As the 80’s began, Clint carried on his success with more Dirty Harry sequels, along with returning to his western roots with films like; Pale Rider as well as once again teaming up Clyde for the sequel; Any Which Way You Can.
By the late 80’s, Clint Eastwood was firmly cemented as genuine and bankable Hollywood talent as both an actor and director. A talent which carried over into the 90’s with several films including the simply amazing; Unforgiven. A return to Clint’s humble beginnings of the western genre in which he not only starred, but also produced and directed.
As the new millennium approached, Clint started to take more of a backseat in terms of acting and concentrated more on directing with films such as; Mystic River as well as; Flags of Our Fathers and Letters from Iwo Jima which was an interesting concept as the two films were companion pieces to each other as both films told the same story of the Battle for Iwo Jima but from two different viewpoints.
While during this time, Clint took more of a directorial role, he still appeared in the odd starring role along the way with; Million Dollar Baby and Gran Torino.
Nowadays, Clint rarely appears in front of the camera with his last film as an actor being; Trouble with the Curve (2012). But he has still directed several films including; Invictus, Hereafter, J. Edgar, Jersey Boys and American Sniper. With American Sniper being his latest film to date in 2014.
From humble beginnings of bit parts and simple TV roles to becoming a genuine and hugely talented Hollywood star and even multiple Oscar winner.
Clint has remained one of the most recognisable actor/directors ever, with a rich & varied filmography while also helping to create some of the most memorable and iconic films and characters along the way.

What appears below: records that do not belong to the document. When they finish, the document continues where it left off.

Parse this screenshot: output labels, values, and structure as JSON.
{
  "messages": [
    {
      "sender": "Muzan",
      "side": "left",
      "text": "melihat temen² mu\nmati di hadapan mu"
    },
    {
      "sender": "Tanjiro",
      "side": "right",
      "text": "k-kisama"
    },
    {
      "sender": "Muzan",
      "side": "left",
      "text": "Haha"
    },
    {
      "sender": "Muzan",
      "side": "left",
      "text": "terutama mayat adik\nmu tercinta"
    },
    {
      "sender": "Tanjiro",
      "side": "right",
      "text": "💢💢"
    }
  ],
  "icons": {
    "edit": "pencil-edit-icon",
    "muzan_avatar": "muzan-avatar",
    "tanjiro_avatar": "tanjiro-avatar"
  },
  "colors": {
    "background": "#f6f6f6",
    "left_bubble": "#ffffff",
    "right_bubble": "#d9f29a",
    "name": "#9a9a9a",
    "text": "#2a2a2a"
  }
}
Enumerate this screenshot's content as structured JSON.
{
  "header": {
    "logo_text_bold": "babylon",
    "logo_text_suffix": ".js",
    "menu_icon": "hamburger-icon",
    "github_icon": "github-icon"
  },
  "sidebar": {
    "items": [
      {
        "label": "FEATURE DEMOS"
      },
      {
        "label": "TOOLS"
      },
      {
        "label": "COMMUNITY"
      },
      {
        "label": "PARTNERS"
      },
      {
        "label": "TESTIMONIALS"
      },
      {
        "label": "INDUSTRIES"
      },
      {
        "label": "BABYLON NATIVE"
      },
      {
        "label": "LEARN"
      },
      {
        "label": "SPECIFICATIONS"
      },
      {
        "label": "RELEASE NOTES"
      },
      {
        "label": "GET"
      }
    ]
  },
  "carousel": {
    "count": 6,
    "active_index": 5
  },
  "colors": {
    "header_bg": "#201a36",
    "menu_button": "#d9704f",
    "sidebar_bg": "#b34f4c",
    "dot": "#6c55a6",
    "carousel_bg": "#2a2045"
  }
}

I think it’s more than safe to say that Clint Eastwood has definitely answered his earlier critics over the years.
Happy 85th Birthday to one of my all time favourite actor/directors.
Will Munny: “That’s right. I’ve killed women and children. I’ve killed just about everything that walks or crawled at one time or another. And I’m here to kill you, Little Bill, for what you did to Ned.”